• [Entries provided]

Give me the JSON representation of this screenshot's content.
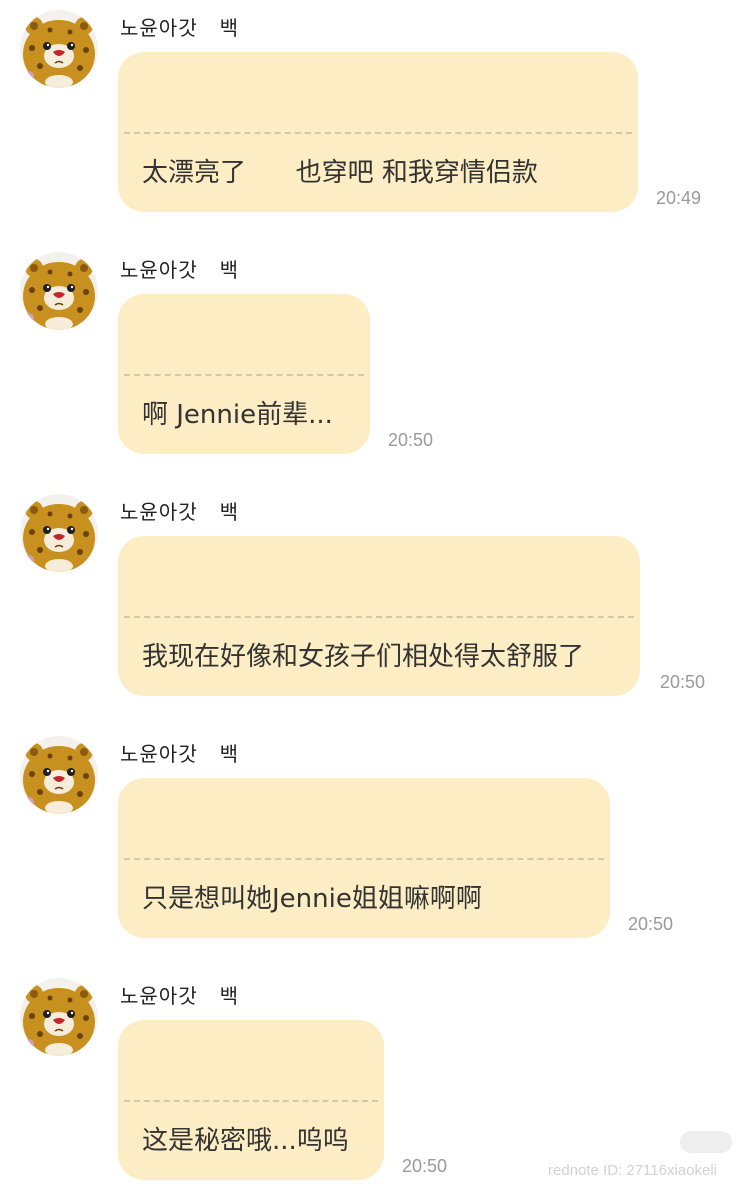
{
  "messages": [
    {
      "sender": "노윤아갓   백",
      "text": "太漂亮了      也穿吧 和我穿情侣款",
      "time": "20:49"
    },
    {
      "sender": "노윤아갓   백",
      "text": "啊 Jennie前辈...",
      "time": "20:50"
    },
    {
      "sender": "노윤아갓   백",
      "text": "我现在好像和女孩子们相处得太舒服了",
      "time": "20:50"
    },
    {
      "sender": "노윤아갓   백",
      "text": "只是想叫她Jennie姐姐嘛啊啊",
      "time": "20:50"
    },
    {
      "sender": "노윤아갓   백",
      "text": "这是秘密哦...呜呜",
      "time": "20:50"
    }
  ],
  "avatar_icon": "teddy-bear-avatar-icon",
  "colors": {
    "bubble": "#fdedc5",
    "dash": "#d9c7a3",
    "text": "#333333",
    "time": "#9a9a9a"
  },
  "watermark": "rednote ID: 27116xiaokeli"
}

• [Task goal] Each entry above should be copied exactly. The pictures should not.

• [Output for this task]
Give me the JSON representation of this screenshot's content.
{
  "messages": [
    {
      "sender": "노윤아갓   백",
      "text": "太漂亮了      也穿吧 和我穿情侣款",
      "time": "20:49"
    },
    {
      "sender": "노윤아갓   백",
      "text": "啊 Jennie前辈...",
      "time": "20:50"
    },
    {
      "sender": "노윤아갓   백",
      "text": "我现在好像和女孩子们相处得太舒服了",
      "time": "20:50"
    },
    {
      "sender": "노윤아갓   백",
      "text": "只是想叫她Jennie姐姐嘛啊啊",
      "time": "20:50"
    },
    {
      "sender": "노윤아갓   백",
      "text": "这是秘密哦...呜呜",
      "time": "20:50"
    }
  ],
  "avatar_icon": "teddy-bear-avatar-icon",
  "colors": {
    "bubble": "#fdedc5",
    "dash": "#d9c7a3",
    "text": "#333333",
    "time": "#9a9a9a"
  },
  "watermark": "rednote ID: 27116xiaokeli"
}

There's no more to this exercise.